* [Exercise prompt]
Search the records for lines with the word "icon" and copy each match.
******
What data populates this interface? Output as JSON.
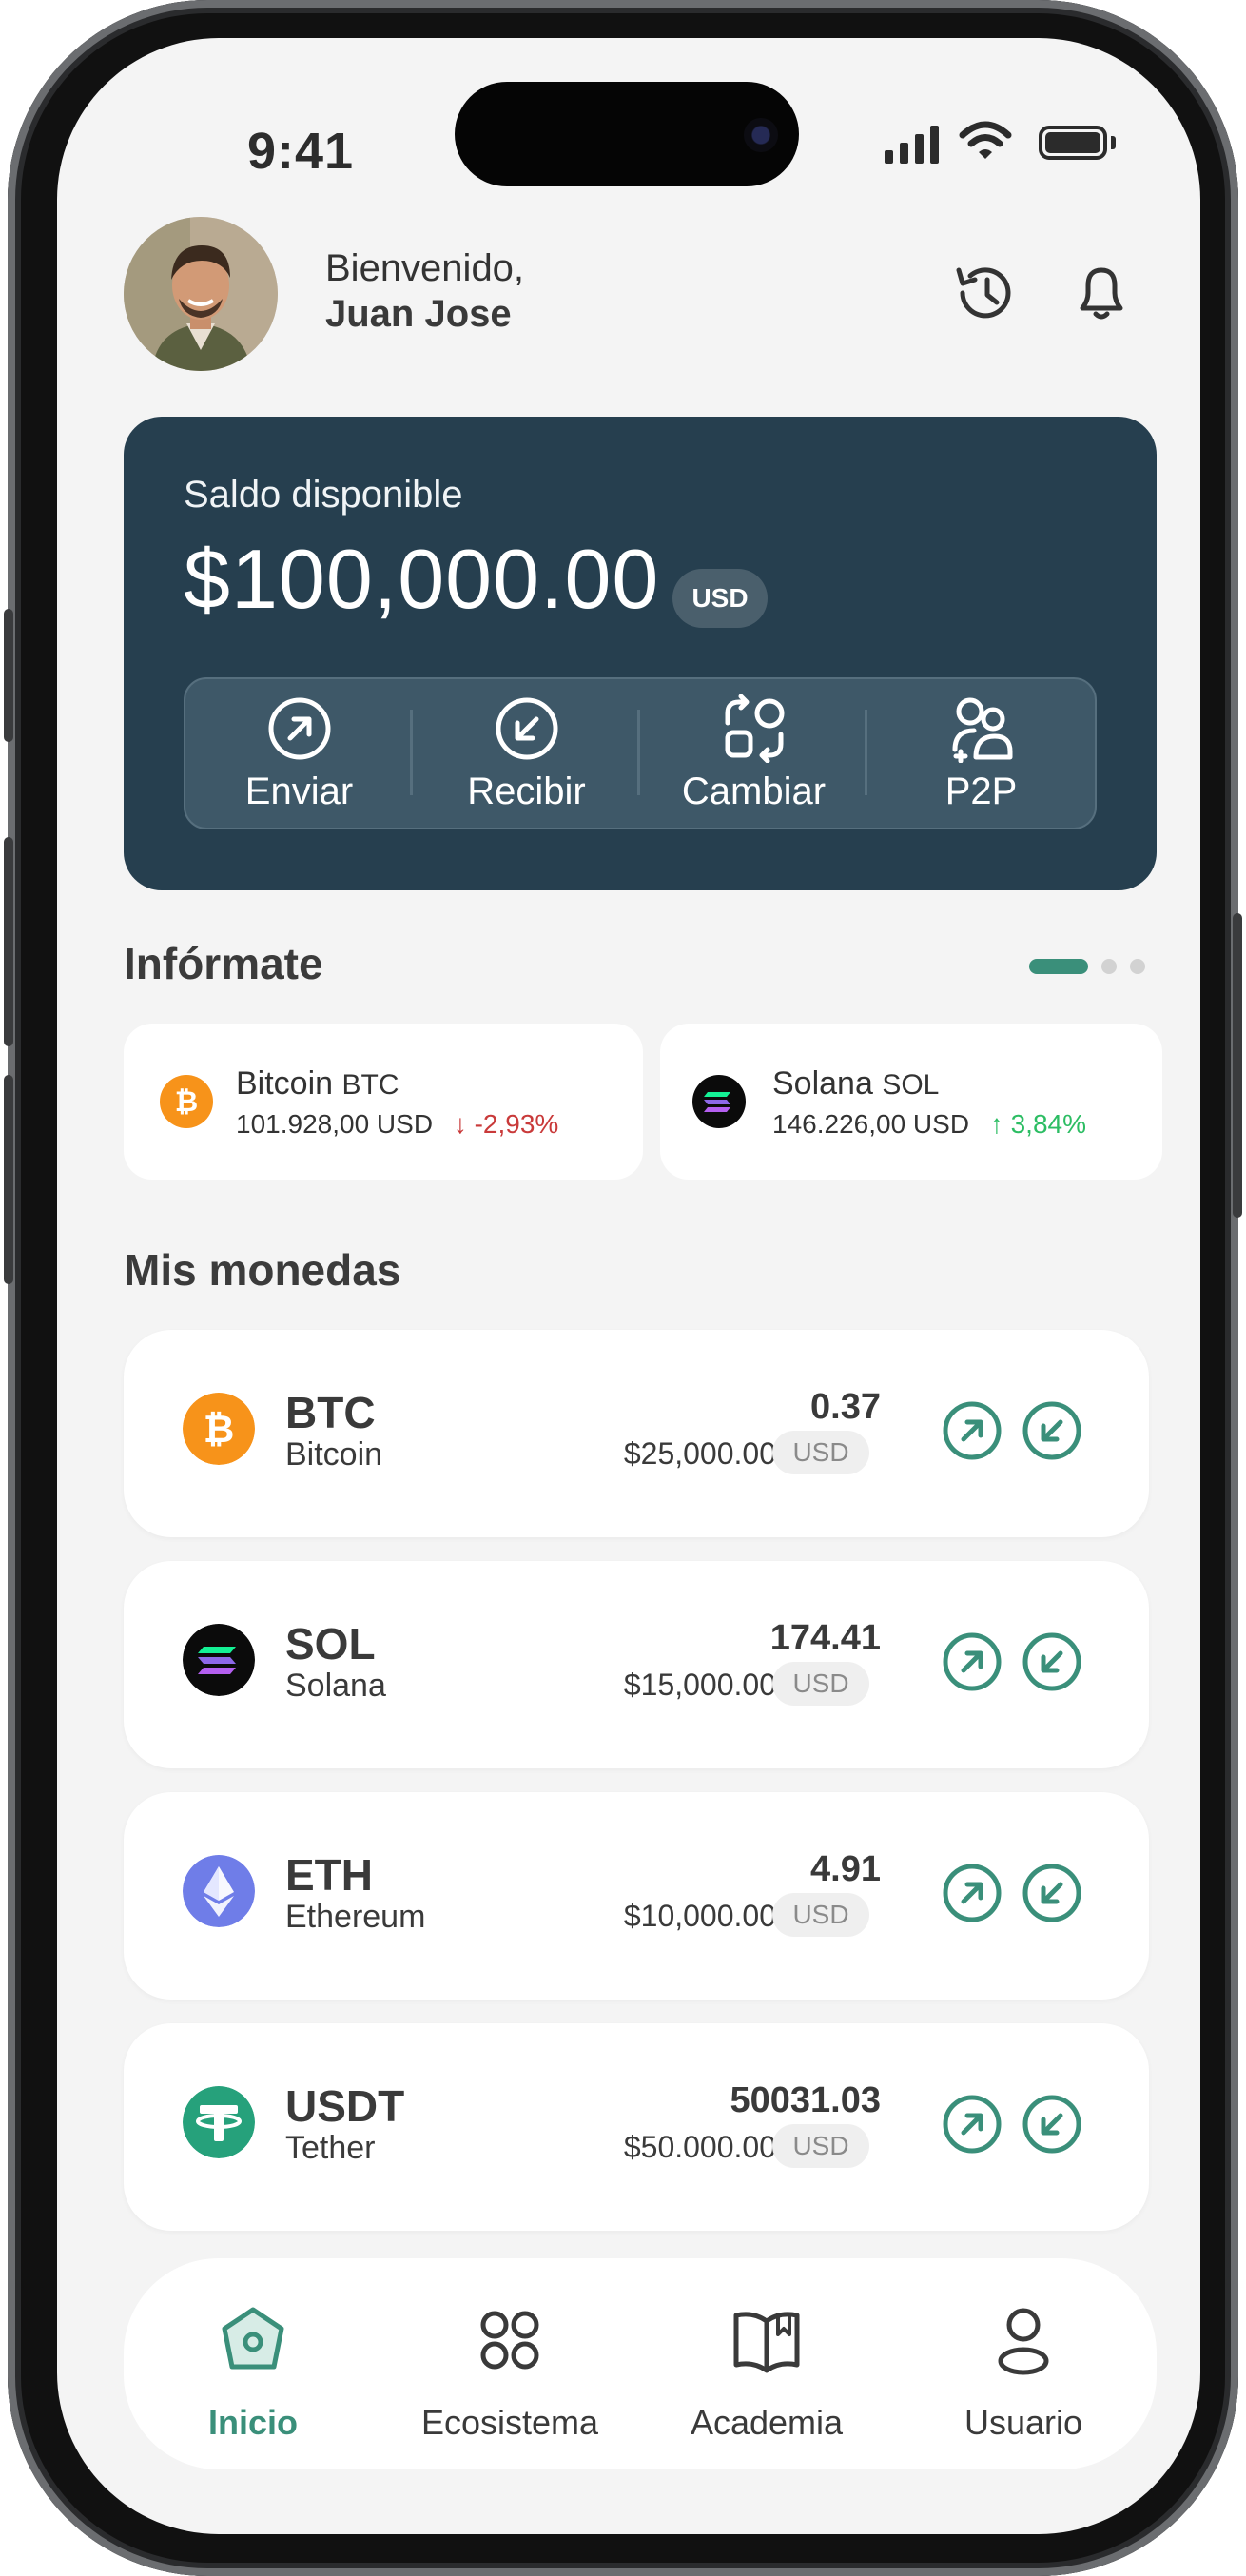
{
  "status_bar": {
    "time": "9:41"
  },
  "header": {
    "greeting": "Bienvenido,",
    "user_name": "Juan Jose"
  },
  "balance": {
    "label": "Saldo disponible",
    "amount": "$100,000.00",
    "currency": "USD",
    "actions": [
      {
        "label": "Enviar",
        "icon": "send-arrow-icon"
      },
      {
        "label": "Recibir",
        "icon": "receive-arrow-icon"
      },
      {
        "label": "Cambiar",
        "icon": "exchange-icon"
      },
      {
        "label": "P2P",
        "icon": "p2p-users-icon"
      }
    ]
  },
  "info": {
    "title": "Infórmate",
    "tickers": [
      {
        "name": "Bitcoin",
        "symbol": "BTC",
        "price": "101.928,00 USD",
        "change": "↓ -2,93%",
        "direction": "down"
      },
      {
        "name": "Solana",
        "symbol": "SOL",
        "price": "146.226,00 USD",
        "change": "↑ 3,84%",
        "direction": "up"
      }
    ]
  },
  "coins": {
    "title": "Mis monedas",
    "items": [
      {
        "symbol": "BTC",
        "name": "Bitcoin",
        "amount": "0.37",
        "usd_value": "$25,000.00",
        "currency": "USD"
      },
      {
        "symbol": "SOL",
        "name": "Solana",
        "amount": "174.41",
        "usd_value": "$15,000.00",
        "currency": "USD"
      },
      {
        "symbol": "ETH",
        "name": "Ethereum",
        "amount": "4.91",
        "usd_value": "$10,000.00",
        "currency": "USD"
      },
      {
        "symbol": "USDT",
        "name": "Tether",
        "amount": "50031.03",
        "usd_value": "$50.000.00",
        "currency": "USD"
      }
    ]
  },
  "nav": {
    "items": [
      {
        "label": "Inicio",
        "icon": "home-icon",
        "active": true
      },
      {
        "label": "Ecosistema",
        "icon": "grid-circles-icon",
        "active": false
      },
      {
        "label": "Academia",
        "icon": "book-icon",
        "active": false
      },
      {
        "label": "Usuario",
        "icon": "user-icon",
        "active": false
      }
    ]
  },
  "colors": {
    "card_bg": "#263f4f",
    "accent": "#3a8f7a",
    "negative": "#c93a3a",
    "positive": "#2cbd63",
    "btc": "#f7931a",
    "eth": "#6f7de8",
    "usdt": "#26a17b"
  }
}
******
* [Problem solution]
        "icon": "send-arrow-icon"
        "icon": "receive-arrow-icon"
        "icon": "exchange-icon"
        "icon": "p2p-users-icon"
        "icon": "home-icon",
        "icon": "grid-circles-icon",
        "icon": "book-icon",
        "icon": "user-icon",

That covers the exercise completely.